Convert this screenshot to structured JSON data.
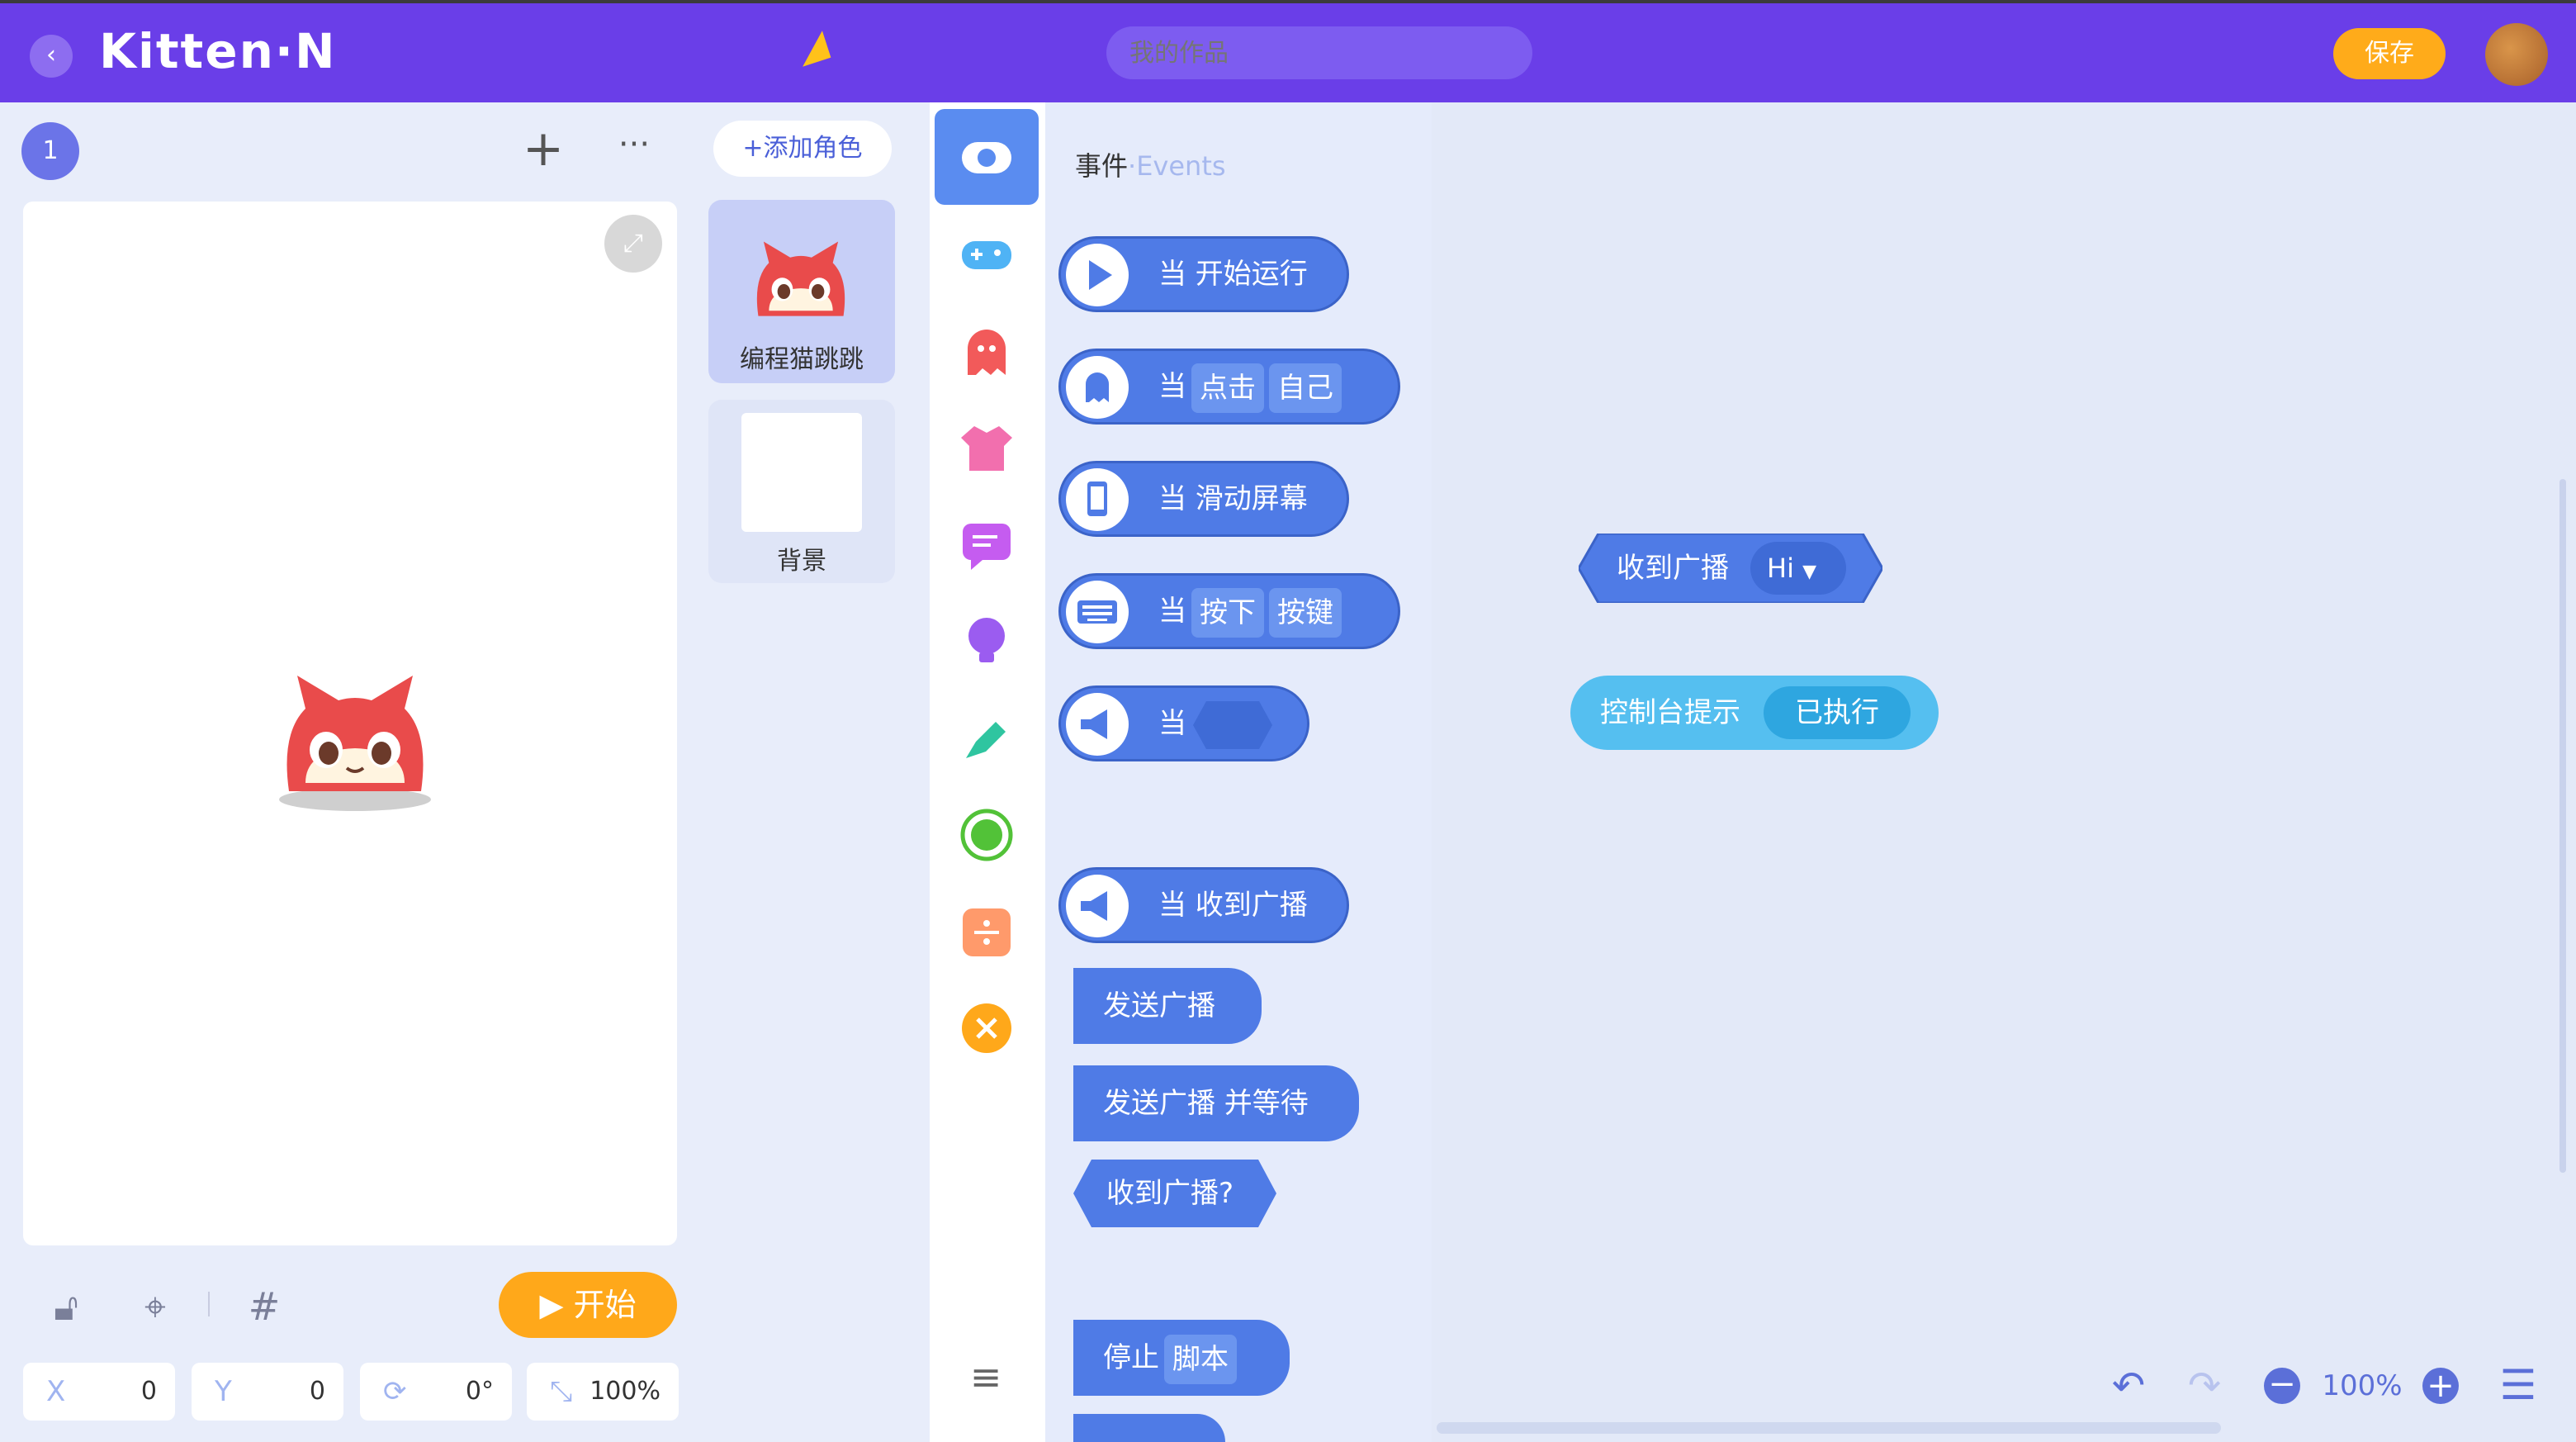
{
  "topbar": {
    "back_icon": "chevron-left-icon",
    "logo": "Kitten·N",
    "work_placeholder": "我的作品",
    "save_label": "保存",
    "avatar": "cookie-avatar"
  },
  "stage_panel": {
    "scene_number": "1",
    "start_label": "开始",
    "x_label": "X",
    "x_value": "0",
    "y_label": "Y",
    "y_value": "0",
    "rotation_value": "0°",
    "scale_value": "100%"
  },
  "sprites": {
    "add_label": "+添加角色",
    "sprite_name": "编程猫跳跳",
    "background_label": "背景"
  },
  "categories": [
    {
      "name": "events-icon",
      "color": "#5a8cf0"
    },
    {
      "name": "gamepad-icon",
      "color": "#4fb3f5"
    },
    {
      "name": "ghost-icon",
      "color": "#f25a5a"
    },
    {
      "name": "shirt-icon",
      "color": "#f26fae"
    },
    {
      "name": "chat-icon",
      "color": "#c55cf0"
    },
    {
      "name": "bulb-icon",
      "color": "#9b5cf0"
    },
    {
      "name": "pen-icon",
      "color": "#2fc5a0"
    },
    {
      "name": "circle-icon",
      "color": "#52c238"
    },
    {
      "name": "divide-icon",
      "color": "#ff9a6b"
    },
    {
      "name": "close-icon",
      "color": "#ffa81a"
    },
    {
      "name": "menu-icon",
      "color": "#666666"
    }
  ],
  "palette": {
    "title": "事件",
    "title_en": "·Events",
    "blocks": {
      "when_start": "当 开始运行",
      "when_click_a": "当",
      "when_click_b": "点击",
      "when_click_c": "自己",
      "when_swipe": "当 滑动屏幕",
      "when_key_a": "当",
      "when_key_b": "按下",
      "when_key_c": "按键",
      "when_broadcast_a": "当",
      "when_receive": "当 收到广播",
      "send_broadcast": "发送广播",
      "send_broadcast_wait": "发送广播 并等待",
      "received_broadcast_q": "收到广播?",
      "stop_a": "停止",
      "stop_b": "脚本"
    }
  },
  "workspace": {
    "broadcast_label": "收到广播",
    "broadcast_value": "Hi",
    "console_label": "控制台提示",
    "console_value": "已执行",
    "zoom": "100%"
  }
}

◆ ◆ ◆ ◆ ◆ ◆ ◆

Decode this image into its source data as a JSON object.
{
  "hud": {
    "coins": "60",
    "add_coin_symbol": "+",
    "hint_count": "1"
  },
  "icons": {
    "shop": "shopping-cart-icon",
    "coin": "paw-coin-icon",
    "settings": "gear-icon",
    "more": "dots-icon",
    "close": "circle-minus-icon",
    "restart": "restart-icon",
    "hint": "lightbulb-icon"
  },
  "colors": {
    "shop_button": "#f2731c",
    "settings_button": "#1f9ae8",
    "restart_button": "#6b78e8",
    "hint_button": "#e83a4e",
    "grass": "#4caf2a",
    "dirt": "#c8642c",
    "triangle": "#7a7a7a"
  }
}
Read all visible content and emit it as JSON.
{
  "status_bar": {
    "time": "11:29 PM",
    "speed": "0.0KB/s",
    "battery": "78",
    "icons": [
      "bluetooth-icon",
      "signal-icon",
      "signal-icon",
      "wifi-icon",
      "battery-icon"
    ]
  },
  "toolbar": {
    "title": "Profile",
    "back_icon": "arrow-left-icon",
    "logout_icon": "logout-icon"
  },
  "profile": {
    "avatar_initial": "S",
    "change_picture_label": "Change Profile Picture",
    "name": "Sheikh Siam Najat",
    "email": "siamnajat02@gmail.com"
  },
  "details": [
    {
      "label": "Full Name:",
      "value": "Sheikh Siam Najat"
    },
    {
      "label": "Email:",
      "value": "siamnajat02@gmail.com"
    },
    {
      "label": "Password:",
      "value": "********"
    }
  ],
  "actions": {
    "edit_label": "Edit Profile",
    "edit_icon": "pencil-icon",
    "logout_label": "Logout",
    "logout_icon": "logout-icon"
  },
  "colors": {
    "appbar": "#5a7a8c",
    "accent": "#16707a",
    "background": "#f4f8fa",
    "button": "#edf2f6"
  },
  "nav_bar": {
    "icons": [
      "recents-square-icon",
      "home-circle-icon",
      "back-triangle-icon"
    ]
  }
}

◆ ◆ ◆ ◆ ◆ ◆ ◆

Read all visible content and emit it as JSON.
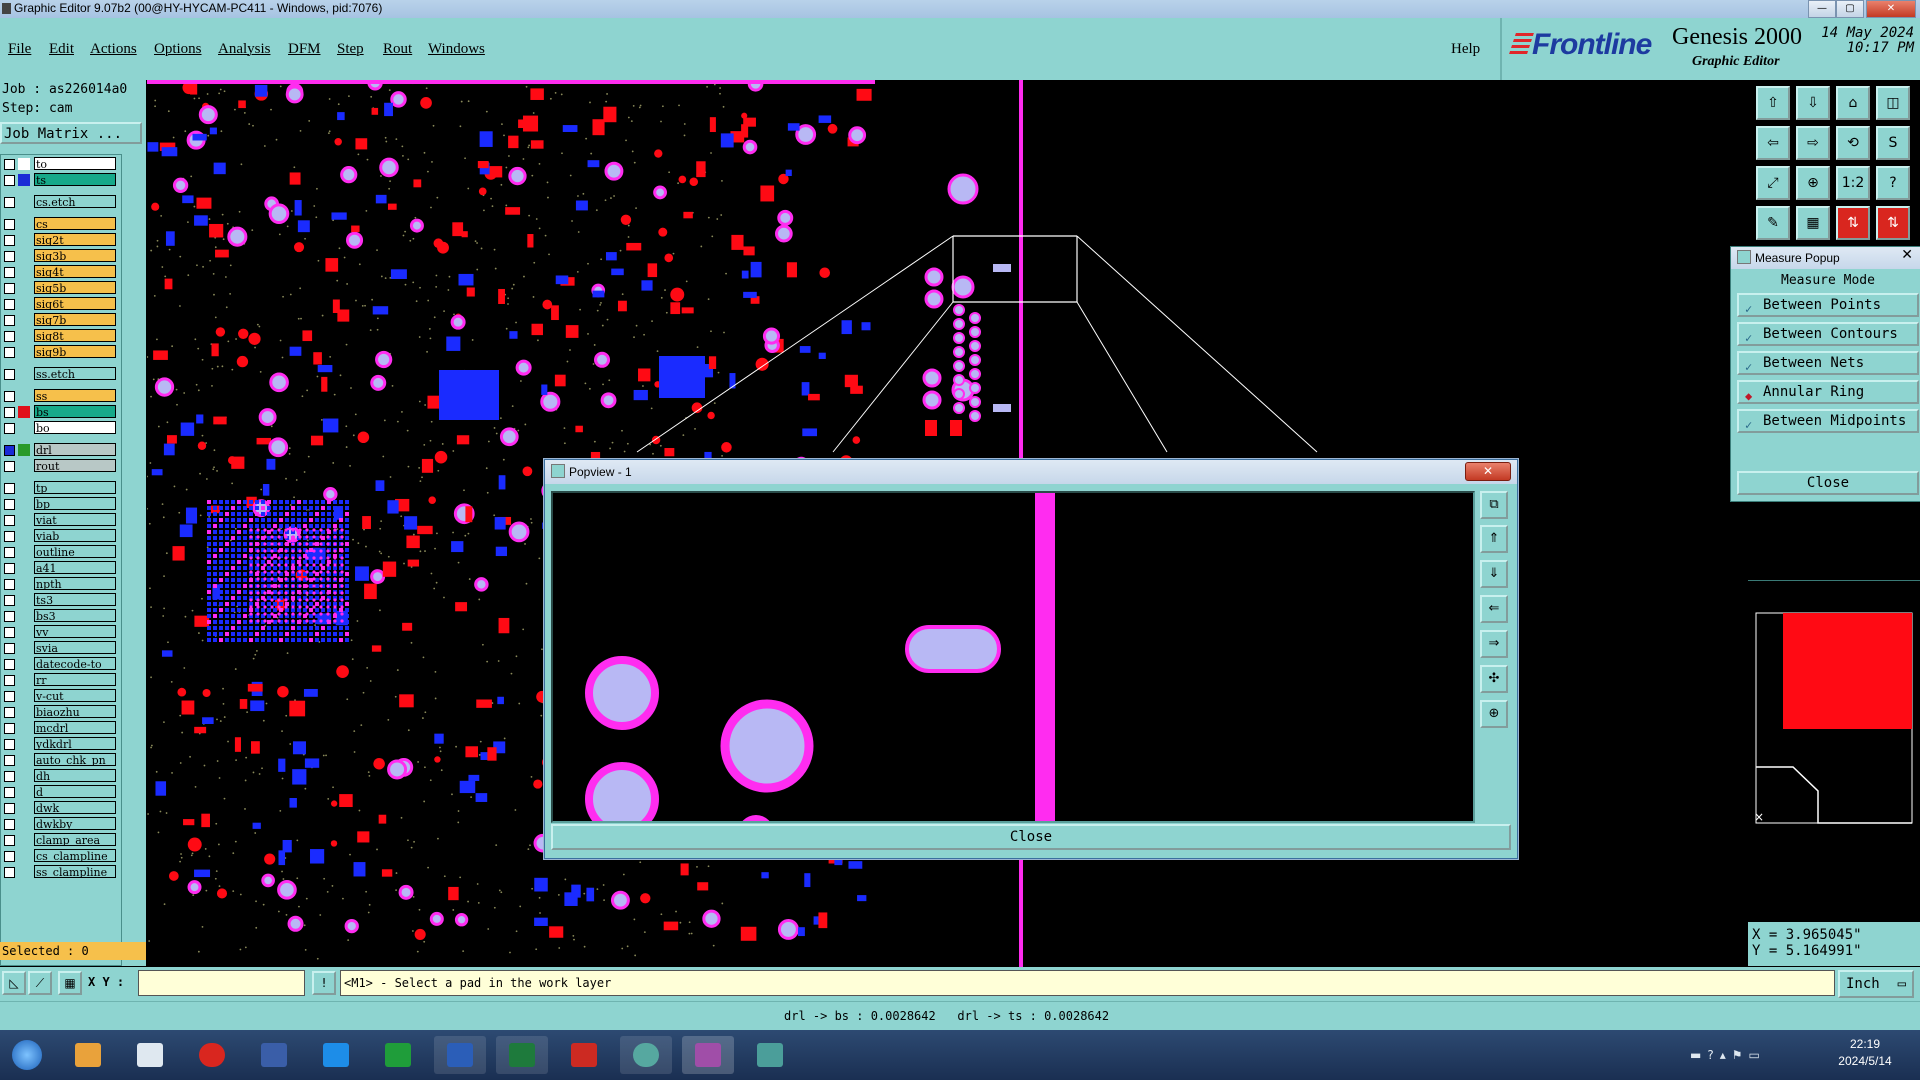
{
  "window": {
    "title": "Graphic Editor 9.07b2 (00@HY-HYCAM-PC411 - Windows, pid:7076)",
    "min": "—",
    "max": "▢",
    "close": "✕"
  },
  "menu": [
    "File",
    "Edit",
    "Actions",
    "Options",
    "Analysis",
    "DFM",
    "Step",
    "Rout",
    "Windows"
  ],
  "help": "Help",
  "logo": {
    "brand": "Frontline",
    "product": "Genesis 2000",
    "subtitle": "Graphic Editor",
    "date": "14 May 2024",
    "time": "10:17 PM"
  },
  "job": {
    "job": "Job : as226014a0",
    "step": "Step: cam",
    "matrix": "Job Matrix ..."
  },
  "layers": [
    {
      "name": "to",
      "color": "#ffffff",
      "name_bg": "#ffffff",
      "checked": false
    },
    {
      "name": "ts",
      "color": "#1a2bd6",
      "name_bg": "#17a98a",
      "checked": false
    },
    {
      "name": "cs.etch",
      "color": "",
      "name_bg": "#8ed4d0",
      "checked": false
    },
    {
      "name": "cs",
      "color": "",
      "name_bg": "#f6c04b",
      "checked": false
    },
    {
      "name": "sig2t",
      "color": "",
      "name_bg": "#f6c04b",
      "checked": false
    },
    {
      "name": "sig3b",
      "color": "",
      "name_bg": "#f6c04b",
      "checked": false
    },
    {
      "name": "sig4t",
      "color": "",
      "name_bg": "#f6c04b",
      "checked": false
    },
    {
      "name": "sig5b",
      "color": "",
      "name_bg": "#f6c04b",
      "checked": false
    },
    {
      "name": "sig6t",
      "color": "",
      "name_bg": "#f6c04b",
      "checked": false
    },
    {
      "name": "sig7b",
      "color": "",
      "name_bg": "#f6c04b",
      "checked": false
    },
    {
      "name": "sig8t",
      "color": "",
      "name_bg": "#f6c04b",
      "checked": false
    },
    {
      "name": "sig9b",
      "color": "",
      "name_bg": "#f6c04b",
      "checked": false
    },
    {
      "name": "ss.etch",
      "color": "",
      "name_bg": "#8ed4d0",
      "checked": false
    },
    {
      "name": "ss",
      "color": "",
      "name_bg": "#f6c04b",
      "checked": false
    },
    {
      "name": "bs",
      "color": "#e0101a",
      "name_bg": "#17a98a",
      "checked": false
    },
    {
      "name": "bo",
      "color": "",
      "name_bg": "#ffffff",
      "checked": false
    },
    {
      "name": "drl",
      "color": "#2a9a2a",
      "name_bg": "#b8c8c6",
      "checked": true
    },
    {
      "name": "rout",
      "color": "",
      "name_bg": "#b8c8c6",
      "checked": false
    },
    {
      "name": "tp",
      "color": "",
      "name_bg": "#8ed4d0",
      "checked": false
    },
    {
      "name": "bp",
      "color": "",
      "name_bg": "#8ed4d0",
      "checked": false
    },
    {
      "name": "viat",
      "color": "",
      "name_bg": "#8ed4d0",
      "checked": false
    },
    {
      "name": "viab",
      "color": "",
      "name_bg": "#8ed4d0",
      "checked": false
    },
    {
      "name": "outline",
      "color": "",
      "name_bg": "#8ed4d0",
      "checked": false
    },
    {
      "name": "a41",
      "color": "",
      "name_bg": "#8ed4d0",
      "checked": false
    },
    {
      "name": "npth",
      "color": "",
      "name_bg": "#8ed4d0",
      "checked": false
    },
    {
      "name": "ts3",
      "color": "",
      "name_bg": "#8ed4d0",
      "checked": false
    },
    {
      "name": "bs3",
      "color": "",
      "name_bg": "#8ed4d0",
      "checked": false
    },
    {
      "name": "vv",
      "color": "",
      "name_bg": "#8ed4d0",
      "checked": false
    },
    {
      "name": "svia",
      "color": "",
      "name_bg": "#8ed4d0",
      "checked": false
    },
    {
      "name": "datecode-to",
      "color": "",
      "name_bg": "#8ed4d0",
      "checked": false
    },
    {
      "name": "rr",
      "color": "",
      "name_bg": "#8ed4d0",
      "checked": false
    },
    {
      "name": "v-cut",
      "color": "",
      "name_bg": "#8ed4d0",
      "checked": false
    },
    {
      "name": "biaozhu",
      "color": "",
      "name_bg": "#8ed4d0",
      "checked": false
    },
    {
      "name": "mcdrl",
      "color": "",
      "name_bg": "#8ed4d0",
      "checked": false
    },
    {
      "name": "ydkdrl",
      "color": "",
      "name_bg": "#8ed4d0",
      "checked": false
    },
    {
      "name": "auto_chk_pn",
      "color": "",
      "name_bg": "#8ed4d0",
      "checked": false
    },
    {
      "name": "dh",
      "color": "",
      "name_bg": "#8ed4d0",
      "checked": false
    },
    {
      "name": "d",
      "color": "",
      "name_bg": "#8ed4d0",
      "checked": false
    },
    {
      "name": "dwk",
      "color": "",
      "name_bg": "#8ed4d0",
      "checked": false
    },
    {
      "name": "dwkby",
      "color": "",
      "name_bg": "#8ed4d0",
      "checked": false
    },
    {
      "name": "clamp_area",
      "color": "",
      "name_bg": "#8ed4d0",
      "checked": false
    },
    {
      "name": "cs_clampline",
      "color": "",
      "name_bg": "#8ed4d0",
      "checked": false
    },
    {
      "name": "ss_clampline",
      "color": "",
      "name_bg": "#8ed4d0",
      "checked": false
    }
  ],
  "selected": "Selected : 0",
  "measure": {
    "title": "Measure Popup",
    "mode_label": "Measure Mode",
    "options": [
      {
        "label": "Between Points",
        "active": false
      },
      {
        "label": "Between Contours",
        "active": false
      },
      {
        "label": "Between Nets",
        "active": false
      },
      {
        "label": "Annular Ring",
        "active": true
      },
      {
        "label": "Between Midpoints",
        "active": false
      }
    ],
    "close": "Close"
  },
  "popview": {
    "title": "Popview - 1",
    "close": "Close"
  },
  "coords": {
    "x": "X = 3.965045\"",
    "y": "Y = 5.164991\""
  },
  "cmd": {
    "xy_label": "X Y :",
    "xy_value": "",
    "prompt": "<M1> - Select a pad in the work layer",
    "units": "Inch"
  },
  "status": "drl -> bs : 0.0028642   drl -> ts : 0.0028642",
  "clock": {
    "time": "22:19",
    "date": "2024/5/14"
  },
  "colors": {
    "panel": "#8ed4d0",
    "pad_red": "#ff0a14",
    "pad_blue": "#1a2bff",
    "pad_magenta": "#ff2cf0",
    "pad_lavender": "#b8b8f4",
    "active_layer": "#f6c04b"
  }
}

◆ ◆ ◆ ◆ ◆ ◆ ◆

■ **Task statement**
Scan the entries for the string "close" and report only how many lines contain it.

■ **Written answer**
5